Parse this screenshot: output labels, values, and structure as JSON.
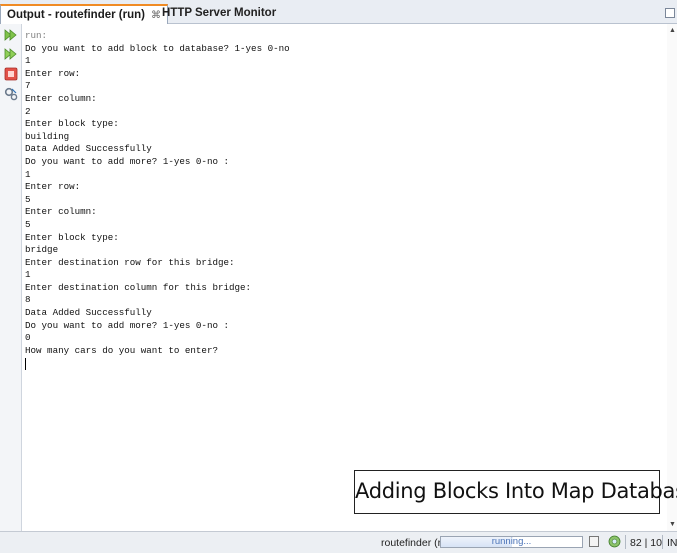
{
  "tabs": [
    {
      "label": "Output - routefinder (run)",
      "close": "⌘"
    },
    {
      "label": "HTTP Server Monitor"
    }
  ],
  "gutter_icons": [
    "rerun-icon",
    "rerun-with-options-icon",
    "stop-icon",
    "settings-icon"
  ],
  "console_lines": [
    "run:",
    "Do you want to add block to database? 1-yes 0-no",
    "1",
    "Enter row:",
    "7",
    "Enter column:",
    "2",
    "Enter block type:",
    "building",
    "Data Added Successfully",
    "Do you want to add more? 1-yes 0-no :",
    "1",
    "Enter row:",
    "5",
    "Enter column:",
    "5",
    "Enter block type:",
    "bridge",
    "Enter destination row for this bridge:",
    "1",
    "Enter destination column for this bridge:",
    "8",
    "Data Added Successfully",
    "Do you want to add more? 1-yes 0-no :",
    "0",
    "How many cars do you want to enter?"
  ],
  "caption": "Adding Blocks Into Map Database",
  "status": {
    "task": "routefinder (run)",
    "progress_text": "running...",
    "progress_fraction": 0.5,
    "position": "82 | 10",
    "mode": "INS"
  },
  "colors": {
    "accent_tab": "#f08b24",
    "progress_text": "#4a73b8",
    "run_dim": "#7f7f7f"
  }
}
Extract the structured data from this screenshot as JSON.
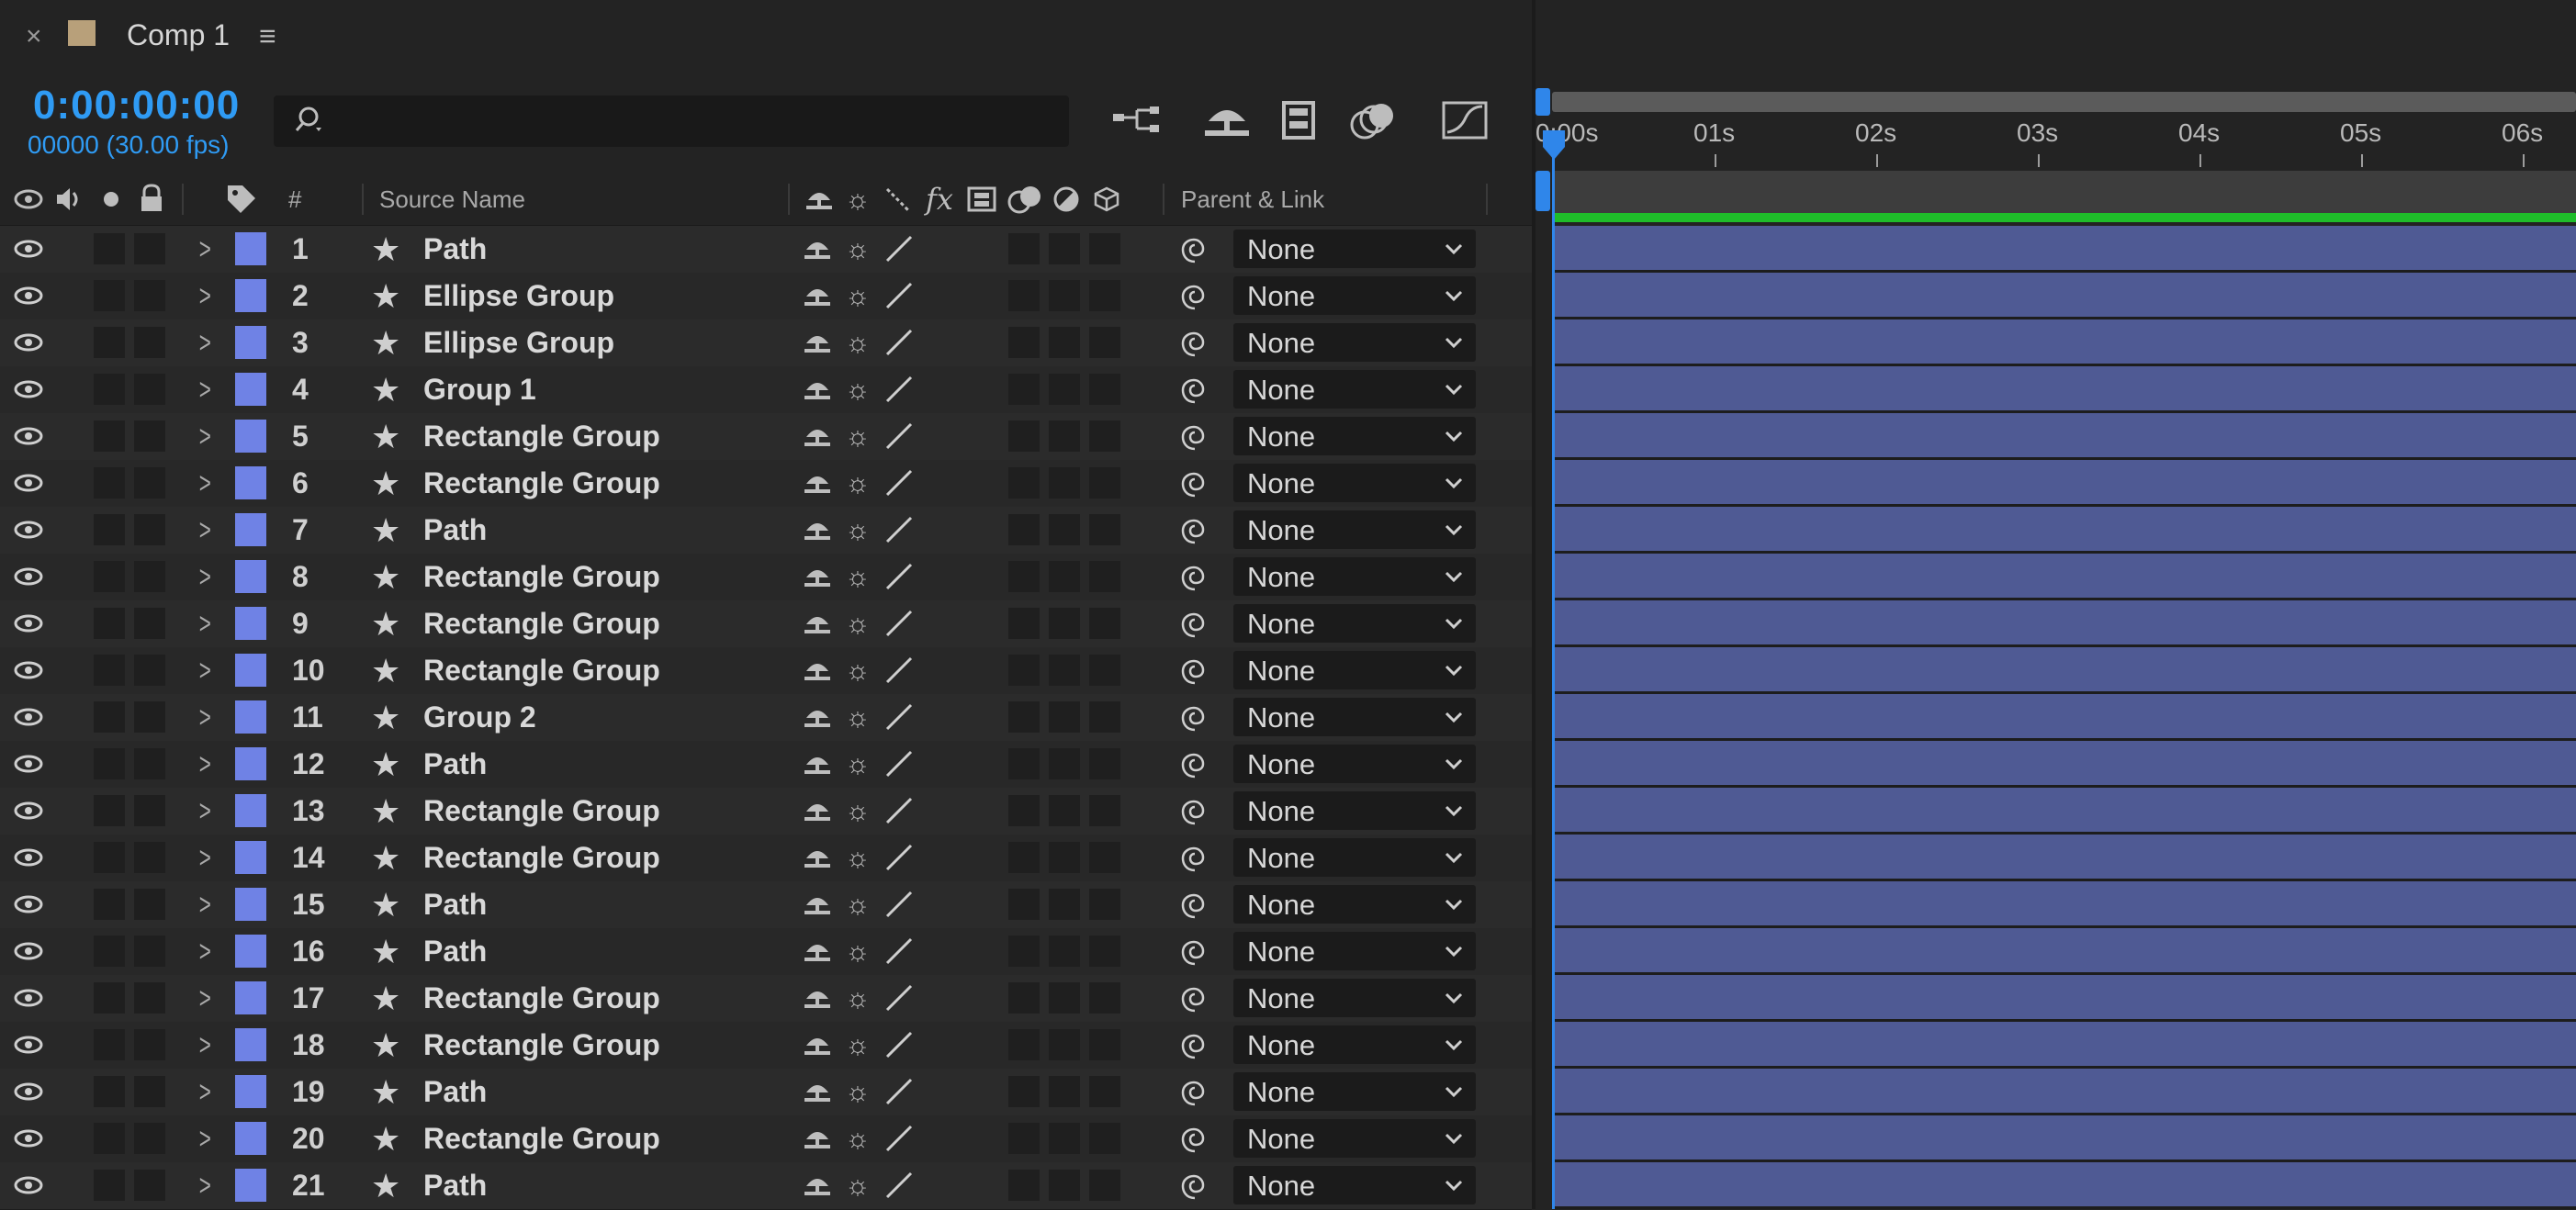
{
  "tab": {
    "close": "×",
    "title": "Comp 1",
    "menu": "≡",
    "swatch_color": "#b8a07a"
  },
  "timecode": {
    "time": "0:00:00:00",
    "frames": "00000 (30.00 fps)"
  },
  "search": {
    "placeholder": ""
  },
  "columns": {
    "num": "#",
    "source_name": "Source Name",
    "parent": "Parent & Link"
  },
  "ruler": {
    "labels": [
      "0:00s",
      "01s",
      "02s",
      "03s",
      "04s",
      "05s",
      "06s"
    ]
  },
  "colors": {
    "accent": "#2f9bf4",
    "label": "#6f82e5",
    "layer_bar": "#4f5a94",
    "work_area_green": "#1fbd2a"
  },
  "layers": [
    {
      "num": "1",
      "name": "Path",
      "parent": "None"
    },
    {
      "num": "2",
      "name": "Ellipse Group",
      "parent": "None"
    },
    {
      "num": "3",
      "name": "Ellipse Group",
      "parent": "None"
    },
    {
      "num": "4",
      "name": "Group 1",
      "parent": "None"
    },
    {
      "num": "5",
      "name": "Rectangle Group",
      "parent": "None"
    },
    {
      "num": "6",
      "name": "Rectangle Group",
      "parent": "None"
    },
    {
      "num": "7",
      "name": "Path",
      "parent": "None"
    },
    {
      "num": "8",
      "name": "Rectangle Group",
      "parent": "None"
    },
    {
      "num": "9",
      "name": "Rectangle Group",
      "parent": "None"
    },
    {
      "num": "10",
      "name": "Rectangle Group",
      "parent": "None"
    },
    {
      "num": "11",
      "name": "Group 2",
      "parent": "None"
    },
    {
      "num": "12",
      "name": "Path",
      "parent": "None"
    },
    {
      "num": "13",
      "name": "Rectangle Group",
      "parent": "None"
    },
    {
      "num": "14",
      "name": "Rectangle Group",
      "parent": "None"
    },
    {
      "num": "15",
      "name": "Path",
      "parent": "None"
    },
    {
      "num": "16",
      "name": "Path",
      "parent": "None"
    },
    {
      "num": "17",
      "name": "Rectangle Group",
      "parent": "None"
    },
    {
      "num": "18",
      "name": "Rectangle Group",
      "parent": "None"
    },
    {
      "num": "19",
      "name": "Path",
      "parent": "None"
    },
    {
      "num": "20",
      "name": "Rectangle Group",
      "parent": "None"
    },
    {
      "num": "21",
      "name": "Path",
      "parent": "None"
    }
  ]
}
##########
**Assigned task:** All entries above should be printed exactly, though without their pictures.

**Task solution:**
Parse this screenshot: output labels, values, and structure as JSON.
{
  "tabs": [
    {
      "label": "Output - routefinder (run)",
      "close": "⌘"
    },
    {
      "label": "HTTP Server Monitor"
    }
  ],
  "gutter_icons": [
    "rerun-icon",
    "rerun-with-options-icon",
    "stop-icon",
    "settings-icon"
  ],
  "console_lines": [
    "run:",
    "Do you want to add block to database? 1-yes 0-no",
    "1",
    "Enter row:",
    "7",
    "Enter column:",
    "2",
    "Enter block type:",
    "building",
    "Data Added Successfully",
    "Do you want to add more? 1-yes 0-no :",
    "1",
    "Enter row:",
    "5",
    "Enter column:",
    "5",
    "Enter block type:",
    "bridge",
    "Enter destination row for this bridge:",
    "1",
    "Enter destination column for this bridge:",
    "8",
    "Data Added Successfully",
    "Do you want to add more? 1-yes 0-no :",
    "0",
    "How many cars do you want to enter?"
  ],
  "caption": "Adding Blocks Into Map Database",
  "status": {
    "task": "routefinder (run)",
    "progress_text": "running...",
    "progress_fraction": 0.5,
    "position": "82 | 10",
    "mode": "INS"
  },
  "colors": {
    "accent_tab": "#f08b24",
    "progress_text": "#4a73b8",
    "run_dim": "#7f7f7f"
  }
}
Extract the structured data from this screenshot as JSON.
{
  "tab": {
    "close": "×",
    "title": "Comp 1",
    "menu": "≡",
    "swatch_color": "#b8a07a"
  },
  "timecode": {
    "time": "0:00:00:00",
    "frames": "00000 (30.00 fps)"
  },
  "search": {
    "placeholder": ""
  },
  "columns": {
    "num": "#",
    "source_name": "Source Name",
    "parent": "Parent & Link"
  },
  "ruler": {
    "labels": [
      "0:00s",
      "01s",
      "02s",
      "03s",
      "04s",
      "05s",
      "06s"
    ]
  },
  "colors": {
    "accent": "#2f9bf4",
    "label": "#6f82e5",
    "layer_bar": "#4f5a94",
    "work_area_green": "#1fbd2a"
  },
  "layers": [
    {
      "num": "1",
      "name": "Path",
      "parent": "None"
    },
    {
      "num": "2",
      "name": "Ellipse Group",
      "parent": "None"
    },
    {
      "num": "3",
      "name": "Ellipse Group",
      "parent": "None"
    },
    {
      "num": "4",
      "name": "Group 1",
      "parent": "None"
    },
    {
      "num": "5",
      "name": "Rectangle Group",
      "parent": "None"
    },
    {
      "num": "6",
      "name": "Rectangle Group",
      "parent": "None"
    },
    {
      "num": "7",
      "name": "Path",
      "parent": "None"
    },
    {
      "num": "8",
      "name": "Rectangle Group",
      "parent": "None"
    },
    {
      "num": "9",
      "name": "Rectangle Group",
      "parent": "None"
    },
    {
      "num": "10",
      "name": "Rectangle Group",
      "parent": "None"
    },
    {
      "num": "11",
      "name": "Group 2",
      "parent": "None"
    },
    {
      "num": "12",
      "name": "Path",
      "parent": "None"
    },
    {
      "num": "13",
      "name": "Rectangle Group",
      "parent": "None"
    },
    {
      "num": "14",
      "name": "Rectangle Group",
      "parent": "None"
    },
    {
      "num": "15",
      "name": "Path",
      "parent": "None"
    },
    {
      "num": "16",
      "name": "Path",
      "parent": "None"
    },
    {
      "num": "17",
      "name": "Rectangle Group",
      "parent": "None"
    },
    {
      "num": "18",
      "name": "Rectangle Group",
      "parent": "None"
    },
    {
      "num": "19",
      "name": "Path",
      "parent": "None"
    },
    {
      "num": "20",
      "name": "Rectangle Group",
      "parent": "None"
    },
    {
      "num": "21",
      "name": "Path",
      "parent": "None"
    }
  ]
}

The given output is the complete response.